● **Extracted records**
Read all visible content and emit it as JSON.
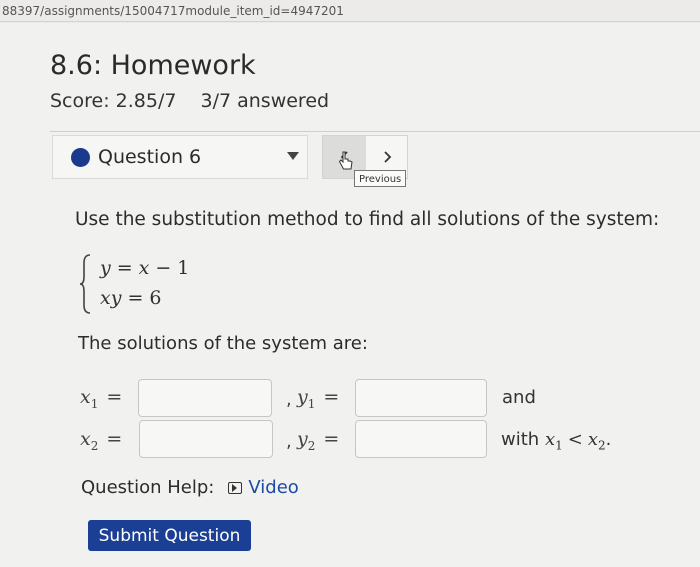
{
  "browser": {
    "url": "88397/assignments/15004717module_item_id=4947201"
  },
  "header": {
    "title": "8.6: Homework",
    "score": "Score: 2.85/7",
    "answered": "3/7 answered"
  },
  "question_nav": {
    "selected": "Question 6",
    "previous_tooltip": "Previous"
  },
  "problem": {
    "prompt": "Use the substitution method to find all solutions of the system:",
    "equations": [
      {
        "lhs": "y",
        "op": "=",
        "rhs_var": "x",
        "rhs_op": "−",
        "rhs_num": "1"
      },
      {
        "lhs": "xy",
        "op": "=",
        "rhs_num": "6"
      }
    ],
    "solutions_label": "The solutions of the system are:",
    "rows": [
      {
        "x_var": "x",
        "x_sub": "1",
        "y_var": "y",
        "y_sub": "1",
        "x_value": "",
        "y_value": "",
        "tail": "and"
      },
      {
        "x_var": "x",
        "x_sub": "2",
        "y_var": "y",
        "y_sub": "2",
        "x_value": "",
        "y_value": "",
        "tail_prefix": "with",
        "tail_lhs_sub": "1",
        "tail_op": "<",
        "tail_rhs_sub": "2",
        "tail_end": "."
      }
    ]
  },
  "help": {
    "label": "Question Help:",
    "video_label": "Video"
  },
  "submit": {
    "label": "Submit Question"
  },
  "colors": {
    "accent": "#1b3f94",
    "question_dot": "#1b3a8e"
  }
}
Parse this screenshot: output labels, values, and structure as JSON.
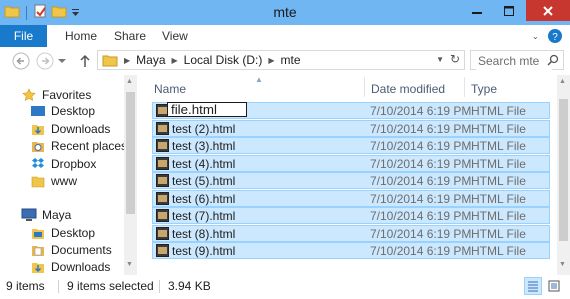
{
  "window": {
    "title": "mte"
  },
  "ribbon": {
    "file_tab": "File",
    "tabs": [
      "Home",
      "Share",
      "View"
    ]
  },
  "address": {
    "crumbs": [
      "Maya",
      "Local Disk (D:)",
      "mte"
    ],
    "search_placeholder": "Search mte"
  },
  "nav_pane": {
    "items": [
      {
        "label": "Favorites",
        "icon": "star-icon",
        "icon_color": "#f5c342"
      },
      {
        "label": "Desktop",
        "icon": "desktop-icon",
        "icon_color": "#2f78c6"
      },
      {
        "label": "Downloads",
        "icon": "downloads-icon",
        "icon_color": "#2f78c6"
      },
      {
        "label": "Recent places",
        "icon": "recent-places-icon",
        "icon_color": "#e8b64c"
      },
      {
        "label": "Dropbox",
        "icon": "dropbox-icon",
        "icon_color": "#1f8fe0"
      },
      {
        "label": "www",
        "icon": "folder-icon",
        "icon_color": "#f0c64a"
      },
      {
        "label": "Maya",
        "icon": "computer-icon",
        "icon_color": "#3b6db5"
      },
      {
        "label": "Desktop",
        "icon": "desktop-icon",
        "icon_color": "#2f78c6"
      },
      {
        "label": "Documents",
        "icon": "documents-icon",
        "icon_color": "#e8b64c"
      },
      {
        "label": "Downloads",
        "icon": "downloads-icon",
        "icon_color": "#2f78c6"
      }
    ]
  },
  "file_list": {
    "columns": {
      "name": "Name",
      "date": "Date modified",
      "type": "Type"
    },
    "rename_value": "file.html",
    "files": [
      {
        "name": "file.html",
        "date": "7/10/2014 6:19 PM",
        "type": "HTML File"
      },
      {
        "name": "test (2).html",
        "date": "7/10/2014 6:19 PM",
        "type": "HTML File"
      },
      {
        "name": "test (3).html",
        "date": "7/10/2014 6:19 PM",
        "type": "HTML File"
      },
      {
        "name": "test (4).html",
        "date": "7/10/2014 6:19 PM",
        "type": "HTML File"
      },
      {
        "name": "test (5).html",
        "date": "7/10/2014 6:19 PM",
        "type": "HTML File"
      },
      {
        "name": "test (6).html",
        "date": "7/10/2014 6:19 PM",
        "type": "HTML File"
      },
      {
        "name": "test (7).html",
        "date": "7/10/2014 6:19 PM",
        "type": "HTML File"
      },
      {
        "name": "test (8).html",
        "date": "7/10/2014 6:19 PM",
        "type": "HTML File"
      },
      {
        "name": "test (9).html",
        "date": "7/10/2014 6:19 PM",
        "type": "HTML File"
      }
    ]
  },
  "status": {
    "item_count": "9 items",
    "selected": "9 items selected",
    "size": "3.94 KB"
  },
  "colors": {
    "title_bar": "#6fb6f3",
    "file_tab": "#1979ca",
    "close_button": "#c7372f",
    "selection_fill": "#cce8ff",
    "selection_border": "#99d1ff"
  }
}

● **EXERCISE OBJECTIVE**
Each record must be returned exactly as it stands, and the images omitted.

● **ANSWER TO THIS TASK**
Read all visible content and emit it as JSON.
{
  "browser": {
    "url": "88397/assignments/15004717module_item_id=4947201"
  },
  "header": {
    "title": "8.6: Homework",
    "score": "Score: 2.85/7",
    "answered": "3/7 answered"
  },
  "question_nav": {
    "selected": "Question 6",
    "previous_tooltip": "Previous"
  },
  "problem": {
    "prompt": "Use the substitution method to find all solutions of the system:",
    "equations": [
      {
        "lhs": "y",
        "op": "=",
        "rhs_var": "x",
        "rhs_op": "−",
        "rhs_num": "1"
      },
      {
        "lhs": "xy",
        "op": "=",
        "rhs_num": "6"
      }
    ],
    "solutions_label": "The solutions of the system are:",
    "rows": [
      {
        "x_var": "x",
        "x_sub": "1",
        "y_var": "y",
        "y_sub": "1",
        "x_value": "",
        "y_value": "",
        "tail": "and"
      },
      {
        "x_var": "x",
        "x_sub": "2",
        "y_var": "y",
        "y_sub": "2",
        "x_value": "",
        "y_value": "",
        "tail_prefix": "with",
        "tail_lhs_sub": "1",
        "tail_op": "<",
        "tail_rhs_sub": "2",
        "tail_end": "."
      }
    ]
  },
  "help": {
    "label": "Question Help:",
    "video_label": "Video"
  },
  "submit": {
    "label": "Submit Question"
  },
  "colors": {
    "accent": "#1b3f94",
    "question_dot": "#1b3a8e"
  }
}
Parse this screenshot: output labels, values, and structure as JSON.
{
  "window": {
    "title": "mte"
  },
  "ribbon": {
    "file_tab": "File",
    "tabs": [
      "Home",
      "Share",
      "View"
    ]
  },
  "address": {
    "crumbs": [
      "Maya",
      "Local Disk (D:)",
      "mte"
    ],
    "search_placeholder": "Search mte"
  },
  "nav_pane": {
    "items": [
      {
        "label": "Favorites",
        "icon": "star-icon",
        "icon_color": "#f5c342"
      },
      {
        "label": "Desktop",
        "icon": "desktop-icon",
        "icon_color": "#2f78c6"
      },
      {
        "label": "Downloads",
        "icon": "downloads-icon",
        "icon_color": "#2f78c6"
      },
      {
        "label": "Recent places",
        "icon": "recent-places-icon",
        "icon_color": "#e8b64c"
      },
      {
        "label": "Dropbox",
        "icon": "dropbox-icon",
        "icon_color": "#1f8fe0"
      },
      {
        "label": "www",
        "icon": "folder-icon",
        "icon_color": "#f0c64a"
      },
      {
        "label": "Maya",
        "icon": "computer-icon",
        "icon_color": "#3b6db5"
      },
      {
        "label": "Desktop",
        "icon": "desktop-icon",
        "icon_color": "#2f78c6"
      },
      {
        "label": "Documents",
        "icon": "documents-icon",
        "icon_color": "#e8b64c"
      },
      {
        "label": "Downloads",
        "icon": "downloads-icon",
        "icon_color": "#2f78c6"
      }
    ]
  },
  "file_list": {
    "columns": {
      "name": "Name",
      "date": "Date modified",
      "type": "Type"
    },
    "rename_value": "file.html",
    "files": [
      {
        "name": "file.html",
        "date": "7/10/2014 6:19 PM",
        "type": "HTML File"
      },
      {
        "name": "test (2).html",
        "date": "7/10/2014 6:19 PM",
        "type": "HTML File"
      },
      {
        "name": "test (3).html",
        "date": "7/10/2014 6:19 PM",
        "type": "HTML File"
      },
      {
        "name": "test (4).html",
        "date": "7/10/2014 6:19 PM",
        "type": "HTML File"
      },
      {
        "name": "test (5).html",
        "date": "7/10/2014 6:19 PM",
        "type": "HTML File"
      },
      {
        "name": "test (6).html",
        "date": "7/10/2014 6:19 PM",
        "type": "HTML File"
      },
      {
        "name": "test (7).html",
        "date": "7/10/2014 6:19 PM",
        "type": "HTML File"
      },
      {
        "name": "test (8).html",
        "date": "7/10/2014 6:19 PM",
        "type": "HTML File"
      },
      {
        "name": "test (9).html",
        "date": "7/10/2014 6:19 PM",
        "type": "HTML File"
      }
    ]
  },
  "status": {
    "item_count": "9 items",
    "selected": "9 items selected",
    "size": "3.94 KB"
  },
  "colors": {
    "title_bar": "#6fb6f3",
    "file_tab": "#1979ca",
    "close_button": "#c7372f",
    "selection_fill": "#cce8ff",
    "selection_border": "#99d1ff"
  }
}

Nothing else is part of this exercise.